The Sexual Dimension
Sex is a biological drive with tremendous power. The drive toward sex is naturally promiscuous, meaning that novelty is very stimulating. Because marriage is a commitment to monogamy, married partners must maintain an interesting and satisfying sex life without resorting to novel partners. This is challenging, but happily married couples are successful at this because they match up closely on the sexual dimension. Common sense tells us that the most important aspect of sexual compatibility is attraction: couples must feel highly and mutually sexually attracted to each other. This is largely a question of 'chemistry' - attraction won't improve or increase over time, so if it isn't there to begin with, that's a deal-killer. The other aspects of sexuality on which couples need to assess their compatibility are: 1) Interest in Sex (sex drive); 2) Comfort With Sex; 3) Sexual Style.
The Wavelength Dimension
In essence, being on the same 'wavelength' is the basis of a feeling of strong friendship and good companionship. Our best friends 'get' us: they get how we think and feel, they approve of us, they affirm us. As Hamburg says: "To be on the same wavelength is to share the same outlook on life, to see it with the same eyes.
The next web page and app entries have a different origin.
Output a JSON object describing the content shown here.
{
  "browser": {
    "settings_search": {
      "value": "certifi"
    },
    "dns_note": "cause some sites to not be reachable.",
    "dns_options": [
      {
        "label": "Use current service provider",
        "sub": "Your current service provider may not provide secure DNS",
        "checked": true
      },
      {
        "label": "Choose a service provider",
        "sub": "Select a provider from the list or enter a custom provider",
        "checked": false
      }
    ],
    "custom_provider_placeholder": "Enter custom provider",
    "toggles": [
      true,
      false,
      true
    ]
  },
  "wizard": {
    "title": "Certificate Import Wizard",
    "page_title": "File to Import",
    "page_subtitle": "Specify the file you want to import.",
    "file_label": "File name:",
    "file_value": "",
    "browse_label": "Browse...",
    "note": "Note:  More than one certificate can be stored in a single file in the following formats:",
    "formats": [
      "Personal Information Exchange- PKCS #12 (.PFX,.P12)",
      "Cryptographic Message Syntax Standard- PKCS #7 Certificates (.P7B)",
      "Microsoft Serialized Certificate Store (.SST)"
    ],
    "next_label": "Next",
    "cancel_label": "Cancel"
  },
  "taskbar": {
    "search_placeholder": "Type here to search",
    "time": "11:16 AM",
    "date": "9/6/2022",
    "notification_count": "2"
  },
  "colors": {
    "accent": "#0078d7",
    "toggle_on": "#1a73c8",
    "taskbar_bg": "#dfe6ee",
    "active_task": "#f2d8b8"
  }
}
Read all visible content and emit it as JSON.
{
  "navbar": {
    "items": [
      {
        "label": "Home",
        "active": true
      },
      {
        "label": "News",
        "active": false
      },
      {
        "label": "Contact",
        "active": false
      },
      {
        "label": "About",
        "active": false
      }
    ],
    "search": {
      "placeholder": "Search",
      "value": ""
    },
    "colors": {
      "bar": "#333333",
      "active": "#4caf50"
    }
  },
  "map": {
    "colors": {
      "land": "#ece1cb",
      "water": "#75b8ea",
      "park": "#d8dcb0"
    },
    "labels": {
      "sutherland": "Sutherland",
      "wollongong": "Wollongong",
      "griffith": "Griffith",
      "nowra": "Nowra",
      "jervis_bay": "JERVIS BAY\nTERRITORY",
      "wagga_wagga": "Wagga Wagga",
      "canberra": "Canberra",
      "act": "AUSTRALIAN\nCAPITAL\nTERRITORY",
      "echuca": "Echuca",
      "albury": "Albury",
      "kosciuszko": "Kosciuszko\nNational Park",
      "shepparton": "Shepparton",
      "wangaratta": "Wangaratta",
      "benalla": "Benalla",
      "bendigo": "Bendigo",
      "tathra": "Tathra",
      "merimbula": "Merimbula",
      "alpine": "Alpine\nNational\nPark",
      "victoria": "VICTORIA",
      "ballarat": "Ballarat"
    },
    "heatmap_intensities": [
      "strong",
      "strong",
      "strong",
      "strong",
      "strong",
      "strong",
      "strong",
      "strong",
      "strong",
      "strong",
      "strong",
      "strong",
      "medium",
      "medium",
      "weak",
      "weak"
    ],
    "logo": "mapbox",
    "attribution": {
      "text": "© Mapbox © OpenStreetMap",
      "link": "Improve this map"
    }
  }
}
When we are on the same wavelength with someone, we have the same attitudes about the big questions in life: about what is important and not important, about what constitutes 'the good life' and about what makes life worth living. We agree on what kind of world we see around us and how we would like that world to be different. We share the same spiritual understandings: about how - or even whether - this world and our individual life in it make sense; about God's part in our destiny and that of others; about why there is suffering and evil in the world; about our ability to control our destiny; and about what love is and the part love plays in our life." (p. 34-35) As you can see, the recipe for friendship encompasses the mutual affirmation of many aspects of ourselves. Without high compatibility in Wavelength, couples feel lonely, a feeling with great destructive power for a marriage. Here are some of the aspects of wavelength on which couples need to assess their compatibility: 1) Personal Truth (looking at things the same way); 2) Agreement on the 'Important' Things (values, aspirations, sense of justice, spirituality); and 3) Shared Primary Concerns.